----- Record set

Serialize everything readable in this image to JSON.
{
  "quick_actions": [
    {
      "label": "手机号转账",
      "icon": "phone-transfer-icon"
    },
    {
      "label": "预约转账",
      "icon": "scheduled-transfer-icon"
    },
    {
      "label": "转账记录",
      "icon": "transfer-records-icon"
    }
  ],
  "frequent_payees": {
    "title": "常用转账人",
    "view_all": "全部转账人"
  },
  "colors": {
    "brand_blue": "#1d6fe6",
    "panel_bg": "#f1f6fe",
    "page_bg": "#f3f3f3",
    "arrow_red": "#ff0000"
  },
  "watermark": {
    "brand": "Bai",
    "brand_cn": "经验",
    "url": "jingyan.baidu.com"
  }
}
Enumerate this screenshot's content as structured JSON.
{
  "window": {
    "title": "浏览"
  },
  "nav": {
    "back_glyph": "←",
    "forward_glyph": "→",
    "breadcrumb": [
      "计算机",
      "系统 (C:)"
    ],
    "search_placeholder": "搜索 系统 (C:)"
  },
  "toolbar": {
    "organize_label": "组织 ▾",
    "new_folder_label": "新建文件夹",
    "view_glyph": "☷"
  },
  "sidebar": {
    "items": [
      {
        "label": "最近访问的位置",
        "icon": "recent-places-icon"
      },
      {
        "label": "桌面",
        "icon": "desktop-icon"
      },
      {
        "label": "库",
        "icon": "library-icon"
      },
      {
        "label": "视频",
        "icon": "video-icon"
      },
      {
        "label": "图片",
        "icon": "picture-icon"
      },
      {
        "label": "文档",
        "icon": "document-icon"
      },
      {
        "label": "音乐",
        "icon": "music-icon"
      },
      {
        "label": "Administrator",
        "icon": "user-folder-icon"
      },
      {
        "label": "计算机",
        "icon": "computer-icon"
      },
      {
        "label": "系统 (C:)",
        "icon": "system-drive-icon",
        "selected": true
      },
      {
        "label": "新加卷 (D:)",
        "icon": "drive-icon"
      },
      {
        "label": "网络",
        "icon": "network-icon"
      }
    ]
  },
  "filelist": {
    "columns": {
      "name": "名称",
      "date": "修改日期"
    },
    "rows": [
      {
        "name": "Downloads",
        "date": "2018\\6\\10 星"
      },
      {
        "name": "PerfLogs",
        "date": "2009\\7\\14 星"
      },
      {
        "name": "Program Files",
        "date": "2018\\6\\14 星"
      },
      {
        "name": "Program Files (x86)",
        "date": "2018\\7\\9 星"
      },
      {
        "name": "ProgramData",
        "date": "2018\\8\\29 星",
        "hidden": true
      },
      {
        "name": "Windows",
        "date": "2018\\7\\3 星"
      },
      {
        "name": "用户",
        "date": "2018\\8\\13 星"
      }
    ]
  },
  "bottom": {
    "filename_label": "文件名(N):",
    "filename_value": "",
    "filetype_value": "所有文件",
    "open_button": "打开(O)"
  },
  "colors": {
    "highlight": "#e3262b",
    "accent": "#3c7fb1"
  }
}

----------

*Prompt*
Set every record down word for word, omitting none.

*Result of the task*
Serialize everything readable in this image to JSON.
{
  "quick_actions": [
    {
      "label": "手机号转账",
      "icon": "phone-transfer-icon"
    },
    {
      "label": "预约转账",
      "icon": "scheduled-transfer-icon"
    },
    {
      "label": "转账记录",
      "icon": "transfer-records-icon"
    }
  ],
  "frequent_payees": {
    "title": "常用转账人",
    "view_all": "全部转账人"
  },
  "colors": {
    "brand_blue": "#1d6fe6",
    "panel_bg": "#f1f6fe",
    "page_bg": "#f3f3f3",
    "arrow_red": "#ff0000"
  },
  "watermark": {
    "brand": "Bai",
    "brand_cn": "经验",
    "url": "jingyan.baidu.com"
  }
}
Enumerate this screenshot's content as structured JSON.
{
  "window": {
    "title": "浏览"
  },
  "nav": {
    "back_glyph": "←",
    "forward_glyph": "→",
    "breadcrumb": [
      "计算机",
      "系统 (C:)"
    ],
    "search_placeholder": "搜索 系统 (C:)"
  },
  "toolbar": {
    "organize_label": "组织 ▾",
    "new_folder_label": "新建文件夹",
    "view_glyph": "☷"
  },
  "sidebar": {
    "items": [
      {
        "label": "最近访问的位置",
        "icon": "recent-places-icon"
      },
      {
        "label": "桌面",
        "icon": "desktop-icon"
      },
      {
        "label": "库",
        "icon": "library-icon"
      },
      {
        "label": "视频",
        "icon": "video-icon"
      },
      {
        "label": "图片",
        "icon": "picture-icon"
      },
      {
        "label": "文档",
        "icon": "document-icon"
      },
      {
        "label": "音乐",
        "icon": "music-icon"
      },
      {
        "label": "Administrator",
        "icon": "user-folder-icon"
      },
      {
        "label": "计算机",
        "icon": "computer-icon"
      },
      {
        "label": "系统 (C:)",
        "icon": "system-drive-icon",
        "selected": true
      },
      {
        "label": "新加卷 (D:)",
        "icon": "drive-icon"
      },
      {
        "label": "网络",
        "icon": "network-icon"
      }
    ]
  },
  "filelist": {
    "columns": {
      "name": "名称",
      "date": "修改日期"
    },
    "rows": [
      {
        "name": "Downloads",
        "date": "2018\\6\\10 星"
      },
      {
        "name": "PerfLogs",
        "date": "2009\\7\\14 星"
      },
      {
        "name": "Program Files",
        "date": "2018\\6\\14 星"
      },
      {
        "name": "Program Files (x86)",
        "date": "2018\\7\\9 星"
      },
      {
        "name": "ProgramData",
        "date": "2018\\8\\29 星",
        "hidden": true
      },
      {
        "name": "Windows",
        "date": "2018\\7\\3 星"
      },
      {
        "name": "用户",
        "date": "2018\\8\\13 星"
      }
    ]
  },
  "bottom": {
    "filename_label": "文件名(N):",
    "filename_value": "",
    "filetype_value": "所有文件",
    "open_button": "打开(O)"
  },
  "colors": {
    "highlight": "#e3262b",
    "accent": "#3c7fb1"
  }
}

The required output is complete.